[Data Boundary: Start]

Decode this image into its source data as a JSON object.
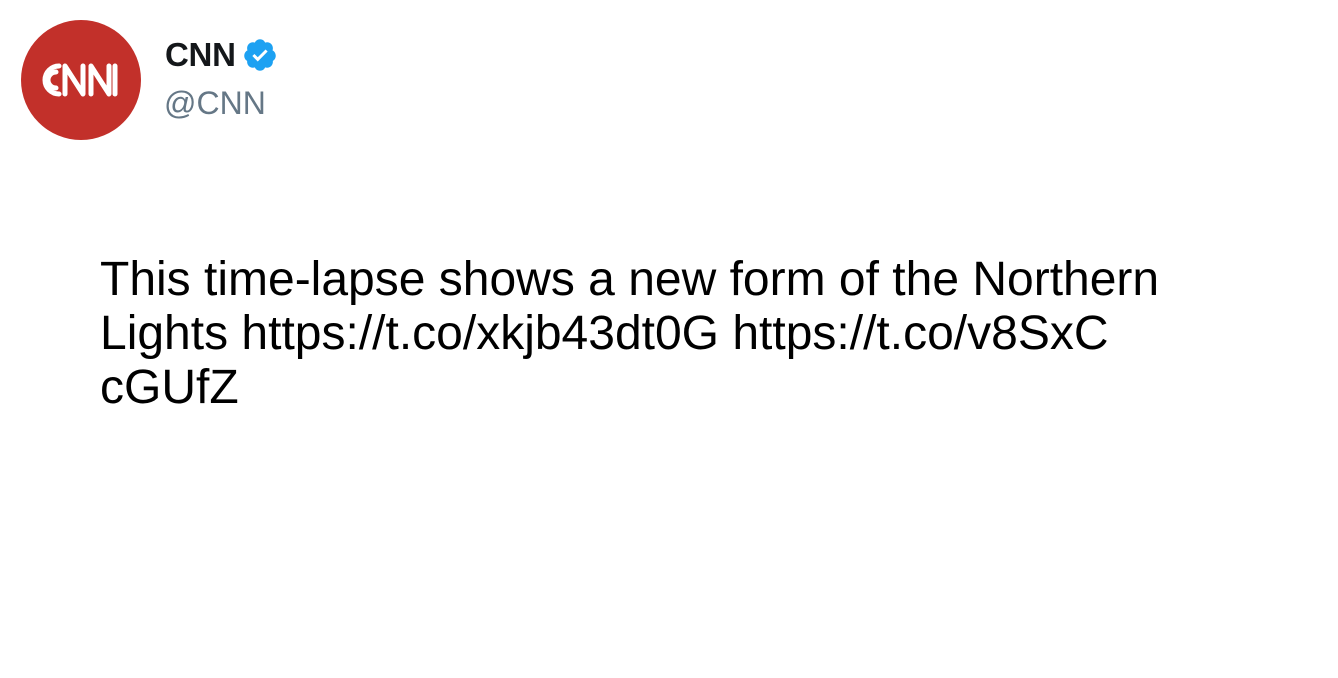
{
  "author": {
    "display_name": "CNN",
    "handle": "@CNN",
    "verified": true,
    "avatar_logo_text": "CNN",
    "avatar_color": "#c2302a",
    "verified_color": "#1da1f2"
  },
  "tweet": {
    "lines": [
      "This time-lapse shows a new form of the Northern",
      "Lights https://t.co/xkjb43dt0G https://t.co/v8SxC",
      "cGUfZ"
    ]
  }
}
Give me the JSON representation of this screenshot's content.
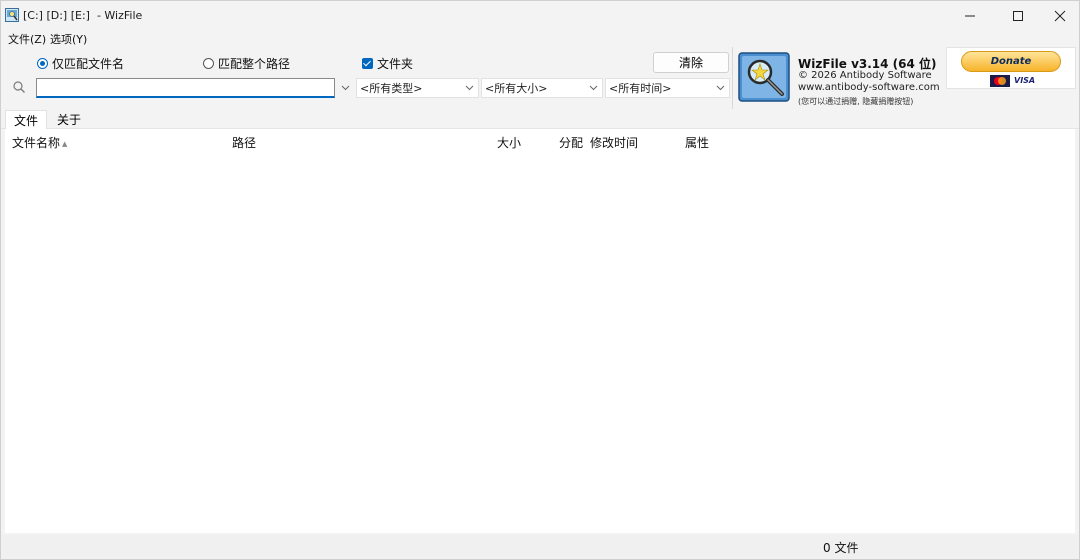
{
  "window": {
    "title": "[C:] [D:] [E:]  - WizFile"
  },
  "menu": {
    "items": [
      "文件(Z)",
      "选项(Y)"
    ]
  },
  "options": {
    "match_filename_label": "仅匹配文件名",
    "match_filename_selected": true,
    "match_path_label": "匹配整个路径",
    "match_path_selected": false,
    "folders_label": "文件夹",
    "folders_checked": true,
    "clear_label": "清除"
  },
  "search": {
    "value": "",
    "placeholder": ""
  },
  "filters": {
    "type": "<所有类型>",
    "size": "<所有大小>",
    "time": "<所有时间>"
  },
  "about": {
    "title": "WizFile v3.14 (64 位)",
    "copyright": "© 2026 Antibody Software",
    "website": "www.antibody-software.com",
    "note": "(您可以通过捐赠, 隐藏捐赠按钮)"
  },
  "donate": {
    "label": "Donate",
    "visa_label": "VISA"
  },
  "tabs": [
    "文件",
    "关于"
  ],
  "active_tab": "文件",
  "table": {
    "columns": [
      "文件名称",
      "路径",
      "大小",
      "分配",
      "修改时间",
      "属性"
    ],
    "rows": []
  },
  "status": {
    "file_count": "0 文件"
  },
  "icons": {
    "app": "wizfile-app-icon",
    "search": "search-icon",
    "dropdown": "chevron-down-icon",
    "about": "magnifier-star-icon"
  },
  "colors": {
    "accent": "#0067c0",
    "donate": "#f7b329"
  }
}
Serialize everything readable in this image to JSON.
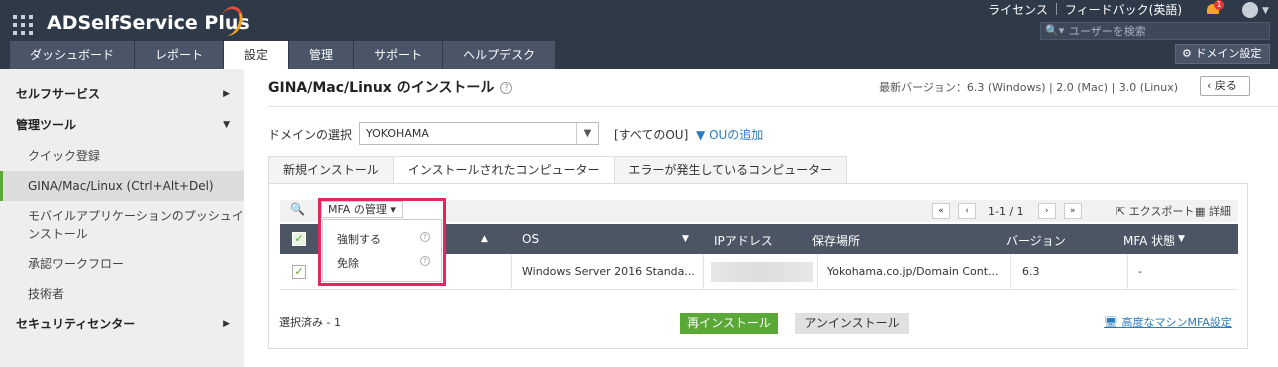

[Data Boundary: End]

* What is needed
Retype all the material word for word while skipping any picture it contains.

* Result of the exercise
Decode this image into its source data as a JSON object.
{
  "author": {
    "display_name": "CNN",
    "handle": "@CNN",
    "verified": true,
    "avatar_logo_text": "CNN",
    "avatar_color": "#c2302a",
    "verified_color": "#1da1f2"
  },
  "tweet": {
    "lines": [
      "This time-lapse shows a new form of the Northern",
      "Lights https://t.co/xkjb43dt0G https://t.co/v8SxC",
      "cGUfZ"
    ]
  }
}
Give me the JSON representation of this screenshot's content.
{
  "window": {
    "title": "[C:] [D:] [E:]  - WizFile"
  },
  "menu": {
    "items": [
      "文件(Z)",
      "选项(Y)"
    ]
  },
  "options": {
    "match_filename_label": "仅匹配文件名",
    "match_filename_selected": true,
    "match_path_label": "匹配整个路径",
    "match_path_selected": false,
    "folders_label": "文件夹",
    "folders_checked": true,
    "clear_label": "清除"
  },
  "search": {
    "value": "",
    "placeholder": ""
  },
  "filters": {
    "type": "<所有类型>",
    "size": "<所有大小>",
    "time": "<所有时间>"
  },
  "about": {
    "title": "WizFile v3.14 (64 位)",
    "copyright": "© 2026 Antibody Software",
    "website": "www.antibody-software.com",
    "note": "(您可以通过捐赠, 隐藏捐赠按钮)"
  },
  "donate": {
    "label": "Donate",
    "visa_label": "VISA"
  },
  "tabs": [
    "文件",
    "关于"
  ],
  "active_tab": "文件",
  "table": {
    "columns": [
      "文件名称",
      "路径",
      "大小",
      "分配",
      "修改时间",
      "属性"
    ],
    "rows": []
  },
  "status": {
    "file_count": "0 文件"
  },
  "icons": {
    "app": "wizfile-app-icon",
    "search": "search-icon",
    "dropdown": "chevron-down-icon",
    "about": "magnifier-star-icon"
  },
  "colors": {
    "accent": "#0067c0",
    "donate": "#f7b329"
  }
}
Serialize everything readable in this image to JSON.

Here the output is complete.